[[ Records for this exercise, beginning ]]

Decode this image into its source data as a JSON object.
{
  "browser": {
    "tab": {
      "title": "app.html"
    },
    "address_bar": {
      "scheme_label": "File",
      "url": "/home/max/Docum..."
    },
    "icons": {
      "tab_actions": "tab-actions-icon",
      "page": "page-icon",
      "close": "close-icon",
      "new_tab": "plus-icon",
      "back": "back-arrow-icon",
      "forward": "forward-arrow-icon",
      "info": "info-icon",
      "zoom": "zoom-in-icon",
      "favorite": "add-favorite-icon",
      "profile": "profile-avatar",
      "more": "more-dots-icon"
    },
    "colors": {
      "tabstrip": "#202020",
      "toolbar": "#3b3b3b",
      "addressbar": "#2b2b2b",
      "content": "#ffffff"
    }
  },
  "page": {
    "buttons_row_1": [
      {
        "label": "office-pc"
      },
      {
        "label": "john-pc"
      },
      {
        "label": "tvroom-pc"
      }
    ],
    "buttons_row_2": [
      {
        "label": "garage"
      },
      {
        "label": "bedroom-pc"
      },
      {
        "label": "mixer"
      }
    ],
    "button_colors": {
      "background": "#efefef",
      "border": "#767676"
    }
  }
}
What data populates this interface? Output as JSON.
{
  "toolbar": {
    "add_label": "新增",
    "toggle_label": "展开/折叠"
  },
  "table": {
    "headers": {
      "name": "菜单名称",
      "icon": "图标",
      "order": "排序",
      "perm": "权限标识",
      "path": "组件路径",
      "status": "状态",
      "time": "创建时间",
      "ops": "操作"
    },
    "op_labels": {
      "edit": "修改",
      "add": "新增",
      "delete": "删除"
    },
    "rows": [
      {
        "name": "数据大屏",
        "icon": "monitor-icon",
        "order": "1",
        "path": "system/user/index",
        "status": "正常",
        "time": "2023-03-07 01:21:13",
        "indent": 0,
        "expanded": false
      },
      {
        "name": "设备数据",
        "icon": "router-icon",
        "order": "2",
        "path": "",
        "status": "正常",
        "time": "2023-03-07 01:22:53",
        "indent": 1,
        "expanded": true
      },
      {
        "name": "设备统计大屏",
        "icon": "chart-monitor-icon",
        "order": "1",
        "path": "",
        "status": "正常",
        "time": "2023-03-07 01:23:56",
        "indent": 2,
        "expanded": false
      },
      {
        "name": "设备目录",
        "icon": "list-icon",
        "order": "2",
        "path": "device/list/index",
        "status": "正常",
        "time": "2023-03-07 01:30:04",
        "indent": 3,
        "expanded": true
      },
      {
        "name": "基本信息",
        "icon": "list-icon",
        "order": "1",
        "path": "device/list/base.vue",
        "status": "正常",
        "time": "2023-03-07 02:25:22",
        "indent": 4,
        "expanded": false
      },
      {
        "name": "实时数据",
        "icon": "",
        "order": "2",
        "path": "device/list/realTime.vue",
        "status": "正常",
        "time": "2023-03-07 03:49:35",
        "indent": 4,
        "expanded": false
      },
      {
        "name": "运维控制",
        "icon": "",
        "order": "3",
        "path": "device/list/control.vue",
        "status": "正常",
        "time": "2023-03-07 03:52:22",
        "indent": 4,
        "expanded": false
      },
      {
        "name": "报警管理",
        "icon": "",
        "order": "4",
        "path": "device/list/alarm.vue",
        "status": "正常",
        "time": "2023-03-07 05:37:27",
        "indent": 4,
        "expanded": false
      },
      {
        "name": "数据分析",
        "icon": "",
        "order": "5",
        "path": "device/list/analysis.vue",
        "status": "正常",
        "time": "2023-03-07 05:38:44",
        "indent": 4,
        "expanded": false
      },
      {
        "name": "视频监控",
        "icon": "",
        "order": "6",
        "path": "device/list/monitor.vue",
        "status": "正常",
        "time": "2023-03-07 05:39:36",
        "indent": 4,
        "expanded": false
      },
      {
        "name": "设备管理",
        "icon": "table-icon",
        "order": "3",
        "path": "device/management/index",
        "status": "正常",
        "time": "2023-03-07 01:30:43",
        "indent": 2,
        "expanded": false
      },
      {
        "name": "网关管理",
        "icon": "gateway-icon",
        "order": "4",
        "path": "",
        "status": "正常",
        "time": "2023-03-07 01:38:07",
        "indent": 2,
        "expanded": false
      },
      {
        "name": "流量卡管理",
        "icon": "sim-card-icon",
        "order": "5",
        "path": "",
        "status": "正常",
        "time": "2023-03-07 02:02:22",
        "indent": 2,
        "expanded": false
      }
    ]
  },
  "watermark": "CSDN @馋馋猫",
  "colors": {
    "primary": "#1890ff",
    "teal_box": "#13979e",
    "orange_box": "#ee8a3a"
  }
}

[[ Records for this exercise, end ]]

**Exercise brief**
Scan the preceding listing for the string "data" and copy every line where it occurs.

**Solution for this task**
Decode this image into its source data as a JSON object.
What data populates this interface? Output as JSON.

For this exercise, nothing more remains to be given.